(Task data begins)

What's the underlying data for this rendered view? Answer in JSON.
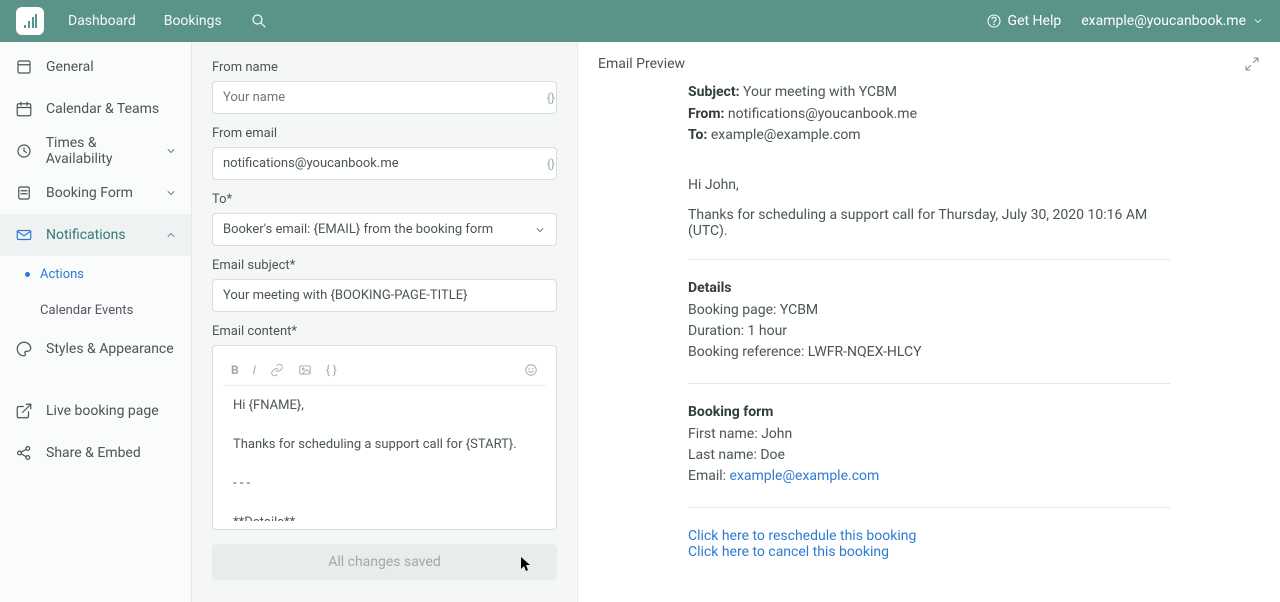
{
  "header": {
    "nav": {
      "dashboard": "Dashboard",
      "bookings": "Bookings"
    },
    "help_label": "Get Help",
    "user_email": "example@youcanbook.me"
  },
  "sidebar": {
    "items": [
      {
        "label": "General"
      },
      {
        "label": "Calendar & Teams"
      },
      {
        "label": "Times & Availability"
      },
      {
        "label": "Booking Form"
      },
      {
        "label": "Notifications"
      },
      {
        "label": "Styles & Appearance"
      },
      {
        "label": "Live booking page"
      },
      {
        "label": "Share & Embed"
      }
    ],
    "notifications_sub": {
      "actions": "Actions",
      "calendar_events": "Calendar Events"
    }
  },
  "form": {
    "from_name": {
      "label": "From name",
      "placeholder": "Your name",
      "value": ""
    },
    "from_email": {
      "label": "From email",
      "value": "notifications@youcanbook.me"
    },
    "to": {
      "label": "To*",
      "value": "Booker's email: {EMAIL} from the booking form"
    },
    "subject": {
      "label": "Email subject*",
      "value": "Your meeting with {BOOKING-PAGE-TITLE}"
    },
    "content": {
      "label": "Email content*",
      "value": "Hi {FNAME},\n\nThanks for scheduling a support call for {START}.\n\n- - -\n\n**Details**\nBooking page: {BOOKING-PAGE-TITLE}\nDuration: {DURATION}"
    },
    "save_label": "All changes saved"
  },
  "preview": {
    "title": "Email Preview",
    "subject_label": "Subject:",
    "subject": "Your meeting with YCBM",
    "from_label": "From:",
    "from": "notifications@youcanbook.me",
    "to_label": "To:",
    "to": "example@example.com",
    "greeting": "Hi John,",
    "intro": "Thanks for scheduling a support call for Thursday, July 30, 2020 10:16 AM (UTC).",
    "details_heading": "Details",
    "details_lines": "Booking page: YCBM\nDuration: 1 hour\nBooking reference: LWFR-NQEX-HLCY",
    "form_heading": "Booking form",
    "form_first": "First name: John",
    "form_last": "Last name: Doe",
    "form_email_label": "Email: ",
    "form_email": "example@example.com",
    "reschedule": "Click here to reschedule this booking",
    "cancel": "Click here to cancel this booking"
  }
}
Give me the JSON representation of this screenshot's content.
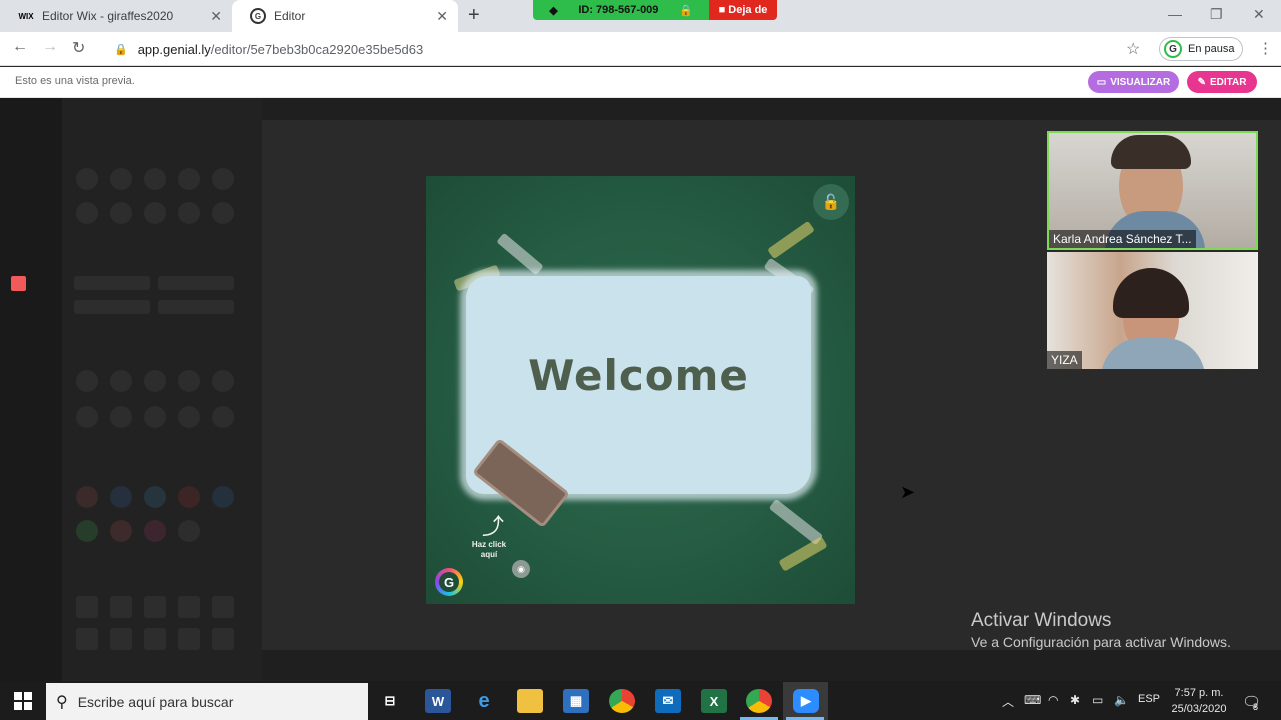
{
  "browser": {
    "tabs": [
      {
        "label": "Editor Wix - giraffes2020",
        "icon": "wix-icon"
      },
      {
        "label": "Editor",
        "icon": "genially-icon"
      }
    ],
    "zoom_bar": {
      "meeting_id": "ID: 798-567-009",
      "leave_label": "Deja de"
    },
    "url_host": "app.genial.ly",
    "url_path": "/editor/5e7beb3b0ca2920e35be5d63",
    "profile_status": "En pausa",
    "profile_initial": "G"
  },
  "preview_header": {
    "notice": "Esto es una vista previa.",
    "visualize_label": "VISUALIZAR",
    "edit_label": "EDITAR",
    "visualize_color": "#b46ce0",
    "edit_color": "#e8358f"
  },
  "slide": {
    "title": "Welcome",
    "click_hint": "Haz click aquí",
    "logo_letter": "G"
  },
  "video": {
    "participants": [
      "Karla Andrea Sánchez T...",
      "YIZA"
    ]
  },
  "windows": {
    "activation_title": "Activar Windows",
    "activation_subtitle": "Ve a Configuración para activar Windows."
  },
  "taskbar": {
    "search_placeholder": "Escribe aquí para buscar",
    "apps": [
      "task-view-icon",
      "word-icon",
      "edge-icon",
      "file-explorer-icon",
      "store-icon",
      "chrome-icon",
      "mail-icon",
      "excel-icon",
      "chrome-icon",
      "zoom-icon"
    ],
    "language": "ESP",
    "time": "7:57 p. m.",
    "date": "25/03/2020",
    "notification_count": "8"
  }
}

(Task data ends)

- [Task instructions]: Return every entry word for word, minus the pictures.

- [Solution to this exercise]:
What's the underlying data for this rendered view? Answer in JSON.
{
  "header": {
    "nav": {
      "dashboard": "Dashboard",
      "bookings": "Bookings"
    },
    "help_label": "Get Help",
    "user_email": "example@youcanbook.me"
  },
  "sidebar": {
    "items": [
      {
        "label": "General"
      },
      {
        "label": "Calendar & Teams"
      },
      {
        "label": "Times & Availability"
      },
      {
        "label": "Booking Form"
      },
      {
        "label": "Notifications"
      },
      {
        "label": "Styles & Appearance"
      },
      {
        "label": "Live booking page"
      },
      {
        "label": "Share & Embed"
      }
    ],
    "notifications_sub": {
      "actions": "Actions",
      "calendar_events": "Calendar Events"
    }
  },
  "form": {
    "from_name": {
      "label": "From name",
      "placeholder": "Your name",
      "value": ""
    },
    "from_email": {
      "label": "From email",
      "value": "notifications@youcanbook.me"
    },
    "to": {
      "label": "To*",
      "value": "Booker's email: {EMAIL} from the booking form"
    },
    "subject": {
      "label": "Email subject*",
      "value": "Your meeting with {BOOKING-PAGE-TITLE}"
    },
    "content": {
      "label": "Email content*",
      "value": "Hi {FNAME},\n\nThanks for scheduling a support call for {START}.\n\n- - -\n\n**Details**\nBooking page: {BOOKING-PAGE-TITLE}\nDuration: {DURATION}"
    },
    "save_label": "All changes saved"
  },
  "preview": {
    "title": "Email Preview",
    "subject_label": "Subject:",
    "subject": "Your meeting with YCBM",
    "from_label": "From:",
    "from": "notifications@youcanbook.me",
    "to_label": "To:",
    "to": "example@example.com",
    "greeting": "Hi John,",
    "intro": "Thanks for scheduling a support call for Thursday, July 30, 2020 10:16 AM (UTC).",
    "details_heading": "Details",
    "details_lines": "Booking page: YCBM\nDuration: 1 hour\nBooking reference: LWFR-NQEX-HLCY",
    "form_heading": "Booking form",
    "form_first": "First name: John",
    "form_last": "Last name: Doe",
    "form_email_label": "Email: ",
    "form_email": "example@example.com",
    "reschedule": "Click here to reschedule this booking",
    "cancel": "Click here to cancel this booking"
  }
}
Give me the JSON representation of this screenshot's content.
{
  "browser": {
    "tabs": [
      {
        "label": "Editor Wix - giraffes2020",
        "icon": "wix-icon"
      },
      {
        "label": "Editor",
        "icon": "genially-icon"
      }
    ],
    "zoom_bar": {
      "meeting_id": "ID: 798-567-009",
      "leave_label": "Deja de"
    },
    "url_host": "app.genial.ly",
    "url_path": "/editor/5e7beb3b0ca2920e35be5d63",
    "profile_status": "En pausa",
    "profile_initial": "G"
  },
  "preview_header": {
    "notice": "Esto es una vista previa.",
    "visualize_label": "VISUALIZAR",
    "edit_label": "EDITAR",
    "visualize_color": "#b46ce0",
    "edit_color": "#e8358f"
  },
  "slide": {
    "title": "Welcome",
    "click_hint": "Haz click aquí",
    "logo_letter": "G"
  },
  "video": {
    "participants": [
      "Karla Andrea Sánchez T...",
      "YIZA"
    ]
  },
  "windows": {
    "activation_title": "Activar Windows",
    "activation_subtitle": "Ve a Configuración para activar Windows."
  },
  "taskbar": {
    "search_placeholder": "Escribe aquí para buscar",
    "apps": [
      "task-view-icon",
      "word-icon",
      "edge-icon",
      "file-explorer-icon",
      "store-icon",
      "chrome-icon",
      "mail-icon",
      "excel-icon",
      "chrome-icon",
      "zoom-icon"
    ],
    "language": "ESP",
    "time": "7:57 p. m.",
    "date": "25/03/2020",
    "notification_count": "8"
  }
}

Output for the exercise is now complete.